▶ [Task to complete]
Set down every entry word for word. Omit the pictures.

▶ [Extracted records]
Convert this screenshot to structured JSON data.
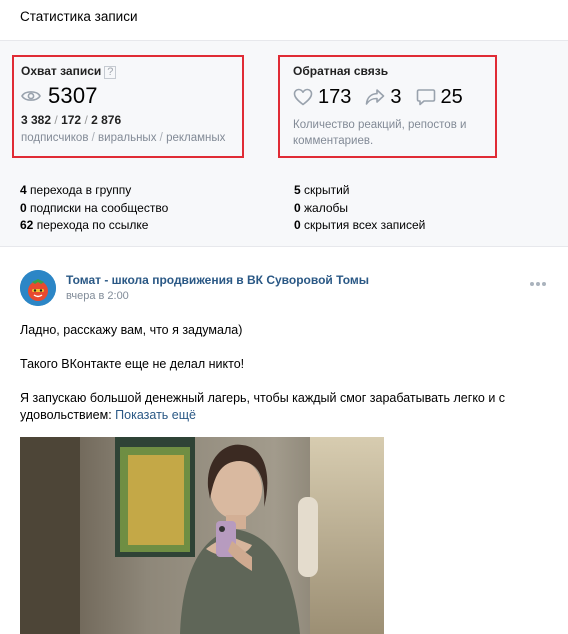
{
  "header": {
    "title": "Статистика записи"
  },
  "reach": {
    "title": "Охват записи",
    "help": "?",
    "total": "5307",
    "subscribers": "3 382",
    "viral": "172",
    "ads": "2 876",
    "separator": "/",
    "legend_subscribers": "подписчиков",
    "legend_viral": "виральных",
    "legend_ads": "рекламных"
  },
  "feedback": {
    "title": "Обратная связь",
    "likes": "173",
    "reposts": "3",
    "comments": "25",
    "description": "Количество реакций, репостов и комментариев."
  },
  "counters_left": [
    {
      "num": "4",
      "text": "перехода в группу"
    },
    {
      "num": "0",
      "text": "подписки на сообщество"
    },
    {
      "num": "62",
      "text": "перехода по ссылке"
    }
  ],
  "counters_right": [
    {
      "num": "5",
      "text": "скрытий"
    },
    {
      "num": "0",
      "text": "жалобы"
    },
    {
      "num": "0",
      "text": "скрытия всех записей"
    }
  ],
  "post": {
    "author": "Томат - школа продвижения в ВК Суворовой Томы",
    "time": "вчера в 2:00",
    "paragraph1": "Ладно, расскажу вам, что я задумала)",
    "paragraph2": "Такого ВКонтакте еще не делал никто!",
    "paragraph3": "Я запускаю большой денежный лагерь, чтобы каждый смог зарабатывать легко и с удовольствием:",
    "show_more": "Показать ещё"
  },
  "colors": {
    "highlight_border": "#e02b35",
    "link": "#2a5885",
    "muted": "#828a96"
  }
}
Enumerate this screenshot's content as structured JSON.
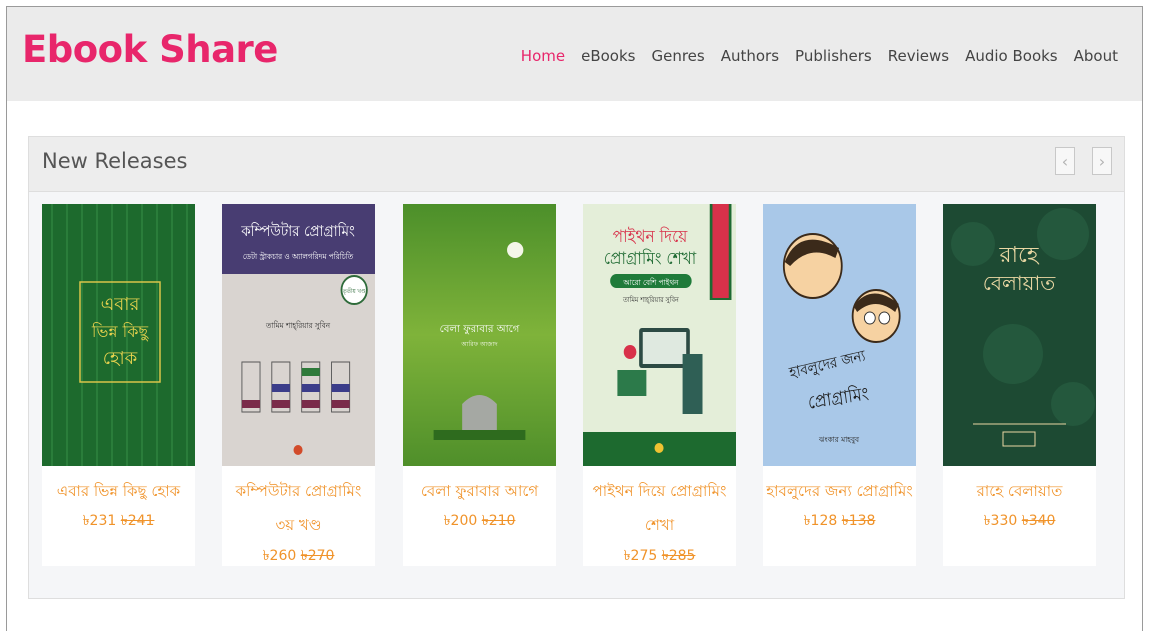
{
  "header": {
    "logo": "Ebook Share",
    "nav": [
      "Home",
      "eBooks",
      "Genres",
      "Authors",
      "Publishers",
      "Reviews",
      "Audio Books",
      "About"
    ],
    "active_nav": "Home",
    "brand_color": "#e8266b"
  },
  "section": {
    "title": "New Releases",
    "prev_icon": "chevron-left-icon",
    "next_icon": "chevron-right-icon"
  },
  "books": [
    {
      "title_line1": "এবার ভিন্ন কিছু হোক",
      "title_line2": "",
      "price": "৳231",
      "old_price": "৳241",
      "cover_text": [
        "এবার",
        "ভিন্ন কিছু",
        "হোক"
      ],
      "cover_color": "#1e6b2e"
    },
    {
      "title_line1": "কম্পিউটার প্রোগ্রামিং",
      "title_line2": "৩য় খণ্ড",
      "price": "৳260",
      "old_price": "৳270",
      "cover_text": [
        "কম্পিউটার প্রোগ্রামিং",
        "ডেটা স্ট্রাকচার ও অ্যালগরিদম পরিচিতি",
        "তৃতীয় খণ্ড",
        "তামিম শাহ্‌রিয়ার সুবিন"
      ],
      "cover_color": "#4a3e73"
    },
    {
      "title_line1": "বেলা ফুরাবার আগে",
      "title_line2": "",
      "price": "৳200",
      "old_price": "৳210",
      "cover_text": [
        "বেলা ফুরাবার আগে",
        "আরিফ আজাদ"
      ],
      "cover_color": "#5a9a2e"
    },
    {
      "title_line1": "পাইথন দিয়ে প্রোগ্রামিং",
      "title_line2": "শেখা",
      "price": "৳275",
      "old_price": "৳285",
      "cover_text": [
        "পাইথন দিয়ে",
        "প্রোগ্রামিং শেখা",
        "আরো বেশি পাইথন",
        "তামিম শাহ্‌রিয়ার সুবিন"
      ],
      "cover_color": "#e3efd6"
    },
    {
      "title_line1": "হাবলুদের জন্য প্রোগ্রামিং",
      "title_line2": "",
      "price": "৳128",
      "old_price": "৳138",
      "cover_text": [
        "হাবলুদের জন্য",
        "প্রোগ্রামিং",
        "ঝংকার মাহবুব"
      ],
      "cover_color": "#a7c7e8"
    },
    {
      "title_line1": "রাহে বেলায়াত",
      "title_line2": "",
      "price": "৳330",
      "old_price": "৳340",
      "cover_text": [
        "রাহে",
        "বেলায়াত"
      ],
      "cover_color": "#1c4a33"
    }
  ]
}
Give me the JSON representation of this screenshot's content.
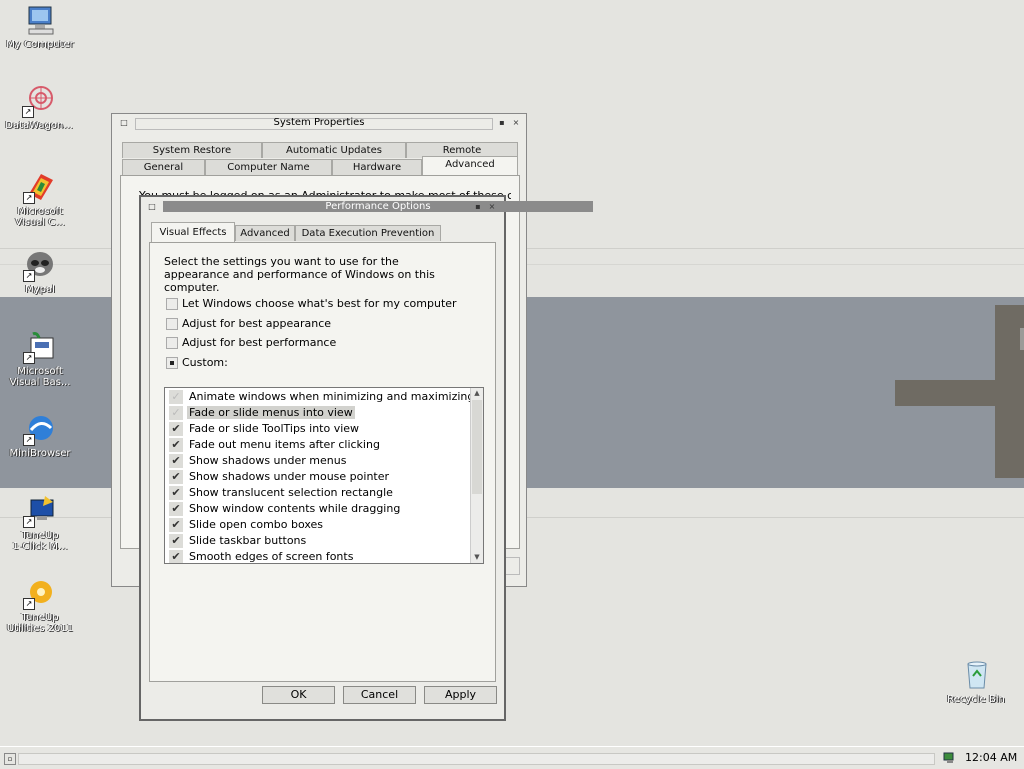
{
  "desktop": {
    "icons": [
      {
        "label": "My Computer"
      },
      {
        "label": "DataWagon..."
      },
      {
        "label": "Microsoft\nVisual C..."
      },
      {
        "label": "Mypal"
      },
      {
        "label": "Microsoft\nVisual Bas..."
      },
      {
        "label": "MiniBrowser"
      },
      {
        "label": "TuneUp\n1-Click M..."
      },
      {
        "label": "TuneUp\nUtilities 2011"
      },
      {
        "label": "Recycle Bin"
      }
    ]
  },
  "system_properties": {
    "title": "System Properties",
    "tabs_row1": [
      "System Restore",
      "Automatic Updates",
      "Remote"
    ],
    "tabs_row2": [
      "General",
      "Computer Name",
      "Hardware",
      "Advanced"
    ],
    "active_tab": "Advanced",
    "partial_text": "You must be logged on as an Administrator to make most of these changes."
  },
  "performance_options": {
    "title": "Performance Options",
    "tabs": [
      "Visual Effects",
      "Advanced",
      "Data Execution Prevention"
    ],
    "active_tab": "Visual Effects",
    "description": "Select the settings you want to use for the appearance and performance of Windows on this computer.",
    "options": [
      {
        "label": "Let Windows choose what's best for my computer",
        "checked": false
      },
      {
        "label": "Adjust for best appearance",
        "checked": false
      },
      {
        "label": "Adjust for best performance",
        "checked": false
      },
      {
        "label": "Custom:",
        "checked": true
      }
    ],
    "effects": [
      {
        "label": "Animate windows when minimizing and maximizing",
        "checked": false,
        "selected": false
      },
      {
        "label": "Fade or slide menus into view",
        "checked": false,
        "selected": true
      },
      {
        "label": "Fade or slide ToolTips into view",
        "checked": true,
        "selected": false
      },
      {
        "label": "Fade out menu items after clicking",
        "checked": true,
        "selected": false
      },
      {
        "label": "Show shadows under menus",
        "checked": true,
        "selected": false
      },
      {
        "label": "Show shadows under mouse pointer",
        "checked": true,
        "selected": false
      },
      {
        "label": "Show translucent selection rectangle",
        "checked": true,
        "selected": false
      },
      {
        "label": "Show window contents while dragging",
        "checked": true,
        "selected": false
      },
      {
        "label": "Slide open combo boxes",
        "checked": true,
        "selected": false
      },
      {
        "label": "Slide taskbar buttons",
        "checked": true,
        "selected": false
      },
      {
        "label": "Smooth edges of screen fonts",
        "checked": true,
        "selected": false
      }
    ],
    "buttons": {
      "ok": "OK",
      "cancel": "Cancel",
      "apply": "Apply"
    }
  },
  "taskbar": {
    "clock": "12:04 AM"
  }
}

▶ [Answer box]
Convert this screenshot to structured JSON data.
{
  "header": {
    "title": "Статистика записи"
  },
  "reach": {
    "title": "Охват записи",
    "help": "?",
    "total": "5307",
    "subscribers": "3 382",
    "viral": "172",
    "ads": "2 876",
    "separator": "/",
    "legend_subscribers": "подписчиков",
    "legend_viral": "виральных",
    "legend_ads": "рекламных"
  },
  "feedback": {
    "title": "Обратная связь",
    "likes": "173",
    "reposts": "3",
    "comments": "25",
    "description": "Количество реакций, репостов и комментариев."
  },
  "counters_left": [
    {
      "num": "4",
      "text": "перехода в группу"
    },
    {
      "num": "0",
      "text": "подписки на сообщество"
    },
    {
      "num": "62",
      "text": "перехода по ссылке"
    }
  ],
  "counters_right": [
    {
      "num": "5",
      "text": "скрытий"
    },
    {
      "num": "0",
      "text": "жалобы"
    },
    {
      "num": "0",
      "text": "скрытия всех записей"
    }
  ],
  "post": {
    "author": "Томат - школа продвижения в ВК Суворовой Томы",
    "time": "вчера в 2:00",
    "paragraph1": "Ладно, расскажу вам, что я задумала)",
    "paragraph2": "Такого ВКонтакте еще не делал никто!",
    "paragraph3": "Я запускаю большой денежный лагерь, чтобы каждый смог зарабатывать легко и с удовольствием:",
    "show_more": "Показать ещё"
  },
  "colors": {
    "highlight_border": "#e02b35",
    "link": "#2a5885",
    "muted": "#828a96"
  }
}
Enumerate this screenshot's content as structured JSON.
{
  "header": {
    "logo": "Ebook Share",
    "nav": [
      "Home",
      "eBooks",
      "Genres",
      "Authors",
      "Publishers",
      "Reviews",
      "Audio Books",
      "About"
    ],
    "active_nav": "Home",
    "brand_color": "#e8266b"
  },
  "section": {
    "title": "New Releases",
    "prev_icon": "chevron-left-icon",
    "next_icon": "chevron-right-icon"
  },
  "books": [
    {
      "title_line1": "এবার ভিন্ন কিছু হোক",
      "title_line2": "",
      "price": "৳231",
      "old_price": "৳241",
      "cover_text": [
        "এবার",
        "ভিন্ন কিছু",
        "হোক"
      ],
      "cover_color": "#1e6b2e"
    },
    {
      "title_line1": "কম্পিউটার প্রোগ্রামিং",
      "title_line2": "৩য় খণ্ড",
      "price": "৳260",
      "old_price": "৳270",
      "cover_text": [
        "কম্পিউটার প্রোগ্রামিং",
        "ডেটা স্ট্রাকচার ও অ্যালগরিদম পরিচিতি",
        "তৃতীয় খণ্ড",
        "তামিম শাহ্‌রিয়ার সুবিন"
      ],
      "cover_color": "#4a3e73"
    },
    {
      "title_line1": "বেলা ফুরাবার আগে",
      "title_line2": "",
      "price": "৳200",
      "old_price": "৳210",
      "cover_text": [
        "বেলা ফুরাবার আগে",
        "আরিফ আজাদ"
      ],
      "cover_color": "#5a9a2e"
    },
    {
      "title_line1": "পাইথন দিয়ে প্রোগ্রামিং",
      "title_line2": "শেখা",
      "price": "৳275",
      "old_price": "৳285",
      "cover_text": [
        "পাইথন দিয়ে",
        "প্রোগ্রামিং শেখা",
        "আরো বেশি পাইথন",
        "তামিম শাহ্‌রিয়ার সুবিন"
      ],
      "cover_color": "#e3efd6"
    },
    {
      "title_line1": "হাবলুদের জন্য প্রোগ্রামিং",
      "title_line2": "",
      "price": "৳128",
      "old_price": "৳138",
      "cover_text": [
        "হাবলুদের জন্য",
        "প্রোগ্রামিং",
        "ঝংকার মাহবুব"
      ],
      "cover_color": "#a7c7e8"
    },
    {
      "title_line1": "রাহে বেলায়াত",
      "title_line2": "",
      "price": "৳330",
      "old_price": "৳340",
      "cover_text": [
        "রাহে",
        "বেলায়াত"
      ],
      "cover_color": "#1c4a33"
    }
  ]
}
Give me the JSON representation of this screenshot's content.
{
  "desktop": {
    "icons": [
      {
        "label": "My Computer"
      },
      {
        "label": "DataWagon..."
      },
      {
        "label": "Microsoft\nVisual C..."
      },
      {
        "label": "Mypal"
      },
      {
        "label": "Microsoft\nVisual Bas..."
      },
      {
        "label": "MiniBrowser"
      },
      {
        "label": "TuneUp\n1-Click M..."
      },
      {
        "label": "TuneUp\nUtilities 2011"
      },
      {
        "label": "Recycle Bin"
      }
    ]
  },
  "system_properties": {
    "title": "System Properties",
    "tabs_row1": [
      "System Restore",
      "Automatic Updates",
      "Remote"
    ],
    "tabs_row2": [
      "General",
      "Computer Name",
      "Hardware",
      "Advanced"
    ],
    "active_tab": "Advanced",
    "partial_text": "You must be logged on as an Administrator to make most of these changes."
  },
  "performance_options": {
    "title": "Performance Options",
    "tabs": [
      "Visual Effects",
      "Advanced",
      "Data Execution Prevention"
    ],
    "active_tab": "Visual Effects",
    "description": "Select the settings you want to use for the appearance and performance of Windows on this computer.",
    "options": [
      {
        "label": "Let Windows choose what's best for my computer",
        "checked": false
      },
      {
        "label": "Adjust for best appearance",
        "checked": false
      },
      {
        "label": "Adjust for best performance",
        "checked": false
      },
      {
        "label": "Custom:",
        "checked": true
      }
    ],
    "effects": [
      {
        "label": "Animate windows when minimizing and maximizing",
        "checked": false,
        "selected": false
      },
      {
        "label": "Fade or slide menus into view",
        "checked": false,
        "selected": true
      },
      {
        "label": "Fade or slide ToolTips into view",
        "checked": true,
        "selected": false
      },
      {
        "label": "Fade out menu items after clicking",
        "checked": true,
        "selected": false
      },
      {
        "label": "Show shadows under menus",
        "checked": true,
        "selected": false
      },
      {
        "label": "Show shadows under mouse pointer",
        "checked": true,
        "selected": false
      },
      {
        "label": "Show translucent selection rectangle",
        "checked": true,
        "selected": false
      },
      {
        "label": "Show window contents while dragging",
        "checked": true,
        "selected": false
      },
      {
        "label": "Slide open combo boxes",
        "checked": true,
        "selected": false
      },
      {
        "label": "Slide taskbar buttons",
        "checked": true,
        "selected": false
      },
      {
        "label": "Smooth edges of screen fonts",
        "checked": true,
        "selected": false
      }
    ],
    "buttons": {
      "ok": "OK",
      "cancel": "Cancel",
      "apply": "Apply"
    }
  },
  "taskbar": {
    "clock": "12:04 AM"
  }
}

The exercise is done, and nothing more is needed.